** How to complete this task **
The answer should be a faithful retyping of the records that follow, pictures excluded.

Component data from apps and pages:

-=-=-

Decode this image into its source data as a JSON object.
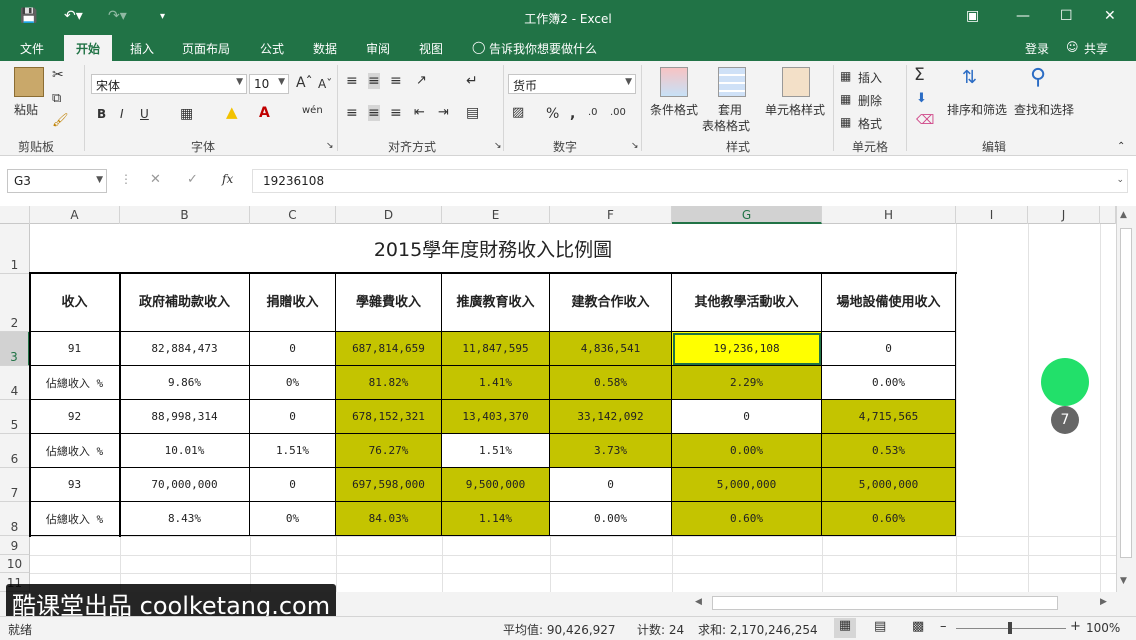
{
  "window": {
    "title": "工作簿2 - Excel",
    "login": "登录",
    "share": "共享",
    "tell_me": "告诉我你想要做什么"
  },
  "tabs": [
    "文件",
    "开始",
    "插入",
    "页面布局",
    "公式",
    "数据",
    "审阅",
    "视图"
  ],
  "ribbon": {
    "clipboard": {
      "label": "剪贴板",
      "paste": "粘贴"
    },
    "font": {
      "label": "字体",
      "name": "宋体",
      "size": "10"
    },
    "alignment": {
      "label": "对齐方式"
    },
    "number": {
      "label": "数字",
      "format": "货币"
    },
    "styles": {
      "label": "样式",
      "conditional": "条件格式",
      "table1": "套用",
      "table2": "表格格式",
      "cell_styles": "单元格样式"
    },
    "cells": {
      "label": "单元格",
      "insert": "插入",
      "delete": "删除",
      "format": "格式"
    },
    "editing": {
      "label": "编辑",
      "sort": "排序和筛选",
      "find": "查找和选择"
    }
  },
  "formula_bar": {
    "name_box": "G3",
    "value": "19236108",
    "fx": "fx"
  },
  "grid": {
    "columns": [
      "A",
      "B",
      "C",
      "D",
      "E",
      "F",
      "G",
      "H",
      "I",
      "J"
    ],
    "rows": [
      "1",
      "2",
      "3",
      "4",
      "5",
      "6",
      "7",
      "8",
      "9",
      "10",
      "11"
    ],
    "title": "2015學年度財務收入比例圖",
    "headers": [
      "收入",
      "政府補助款收入",
      "捐贈收入",
      "學雜費收入",
      "推廣教育收入",
      "建教合作收入",
      "其他教學活動收入",
      "場地設備使用收入"
    ],
    "data": [
      [
        "91",
        "82,884,473",
        "0",
        "687,814,659",
        "11,847,595",
        "4,836,541",
        "19,236,108",
        "0"
      ],
      [
        "佔總收入 %",
        "9.86%",
        "0%",
        "81.82%",
        "1.41%",
        "0.58%",
        "2.29%",
        "0.00%"
      ],
      [
        "92",
        "88,998,314",
        "0",
        "678,152,321",
        "13,403,370",
        "33,142,092",
        "0",
        "4,715,565"
      ],
      [
        "佔總收入 %",
        "10.01%",
        "1.51%",
        "76.27%",
        "1.51%",
        "3.73%",
        "0.00%",
        "0.53%"
      ],
      [
        "93",
        "70,000,000",
        "0",
        "697,598,000",
        "9,500,000",
        "0",
        "5,000,000",
        "5,000,000"
      ],
      [
        "佔總收入 %",
        "8.43%",
        "0%",
        "84.03%",
        "1.14%",
        "0.00%",
        "0.60%",
        "0.60%"
      ]
    ]
  },
  "overlay": {
    "step": "7",
    "watermark": "酷课堂出品 coolketang.com"
  },
  "status": {
    "ready": "就绪",
    "average": "平均值: 90,426,927",
    "count": "计数: 24",
    "sum": "求和: 2,170,246,254",
    "zoom": "100%"
  },
  "colors": {
    "excel_green": "#217346",
    "olive": "#c4c400",
    "highlight": "#ffff00",
    "cursor": "#22e06a"
  }
}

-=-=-

** Written solution **
Decode this image into its source data as a JSON object.
{
  "window": {
    "title": "工作簿2 - Excel",
    "login": "登录",
    "share": "共享",
    "tell_me": "告诉我你想要做什么"
  },
  "tabs": [
    "文件",
    "开始",
    "插入",
    "页面布局",
    "公式",
    "数据",
    "审阅",
    "视图"
  ],
  "ribbon": {
    "clipboard": {
      "label": "剪贴板",
      "paste": "粘贴"
    },
    "font": {
      "label": "字体",
      "name": "宋体",
      "size": "10"
    },
    "alignment": {
      "label": "对齐方式"
    },
    "number": {
      "label": "数字",
      "format": "货币"
    },
    "styles": {
      "label": "样式",
      "conditional": "条件格式",
      "table1": "套用",
      "table2": "表格格式",
      "cell_styles": "单元格样式"
    },
    "cells": {
      "label": "单元格",
      "insert": "插入",
      "delete": "删除",
      "format": "格式"
    },
    "editing": {
      "label": "编辑",
      "sort": "排序和筛选",
      "find": "查找和选择"
    }
  },
  "formula_bar": {
    "name_box": "G3",
    "value": "19236108",
    "fx": "fx"
  },
  "grid": {
    "columns": [
      "A",
      "B",
      "C",
      "D",
      "E",
      "F",
      "G",
      "H",
      "I",
      "J"
    ],
    "rows": [
      "1",
      "2",
      "3",
      "4",
      "5",
      "6",
      "7",
      "8",
      "9",
      "10",
      "11"
    ],
    "title": "2015學年度財務收入比例圖",
    "headers": [
      "收入",
      "政府補助款收入",
      "捐贈收入",
      "學雜費收入",
      "推廣教育收入",
      "建教合作收入",
      "其他教學活動收入",
      "場地設備使用收入"
    ],
    "data": [
      [
        "91",
        "82,884,473",
        "0",
        "687,814,659",
        "11,847,595",
        "4,836,541",
        "19,236,108",
        "0"
      ],
      [
        "佔總收入 %",
        "9.86%",
        "0%",
        "81.82%",
        "1.41%",
        "0.58%",
        "2.29%",
        "0.00%"
      ],
      [
        "92",
        "88,998,314",
        "0",
        "678,152,321",
        "13,403,370",
        "33,142,092",
        "0",
        "4,715,565"
      ],
      [
        "佔總收入 %",
        "10.01%",
        "1.51%",
        "76.27%",
        "1.51%",
        "3.73%",
        "0.00%",
        "0.53%"
      ],
      [
        "93",
        "70,000,000",
        "0",
        "697,598,000",
        "9,500,000",
        "0",
        "5,000,000",
        "5,000,000"
      ],
      [
        "佔總收入 %",
        "8.43%",
        "0%",
        "84.03%",
        "1.14%",
        "0.00%",
        "0.60%",
        "0.60%"
      ]
    ]
  },
  "overlay": {
    "step": "7",
    "watermark": "酷课堂出品 coolketang.com"
  },
  "status": {
    "ready": "就绪",
    "average": "平均值: 90,426,927",
    "count": "计数: 24",
    "sum": "求和: 2,170,246,254",
    "zoom": "100%"
  },
  "colors": {
    "excel_green": "#217346",
    "olive": "#c4c400",
    "highlight": "#ffff00",
    "cursor": "#22e06a"
  }
}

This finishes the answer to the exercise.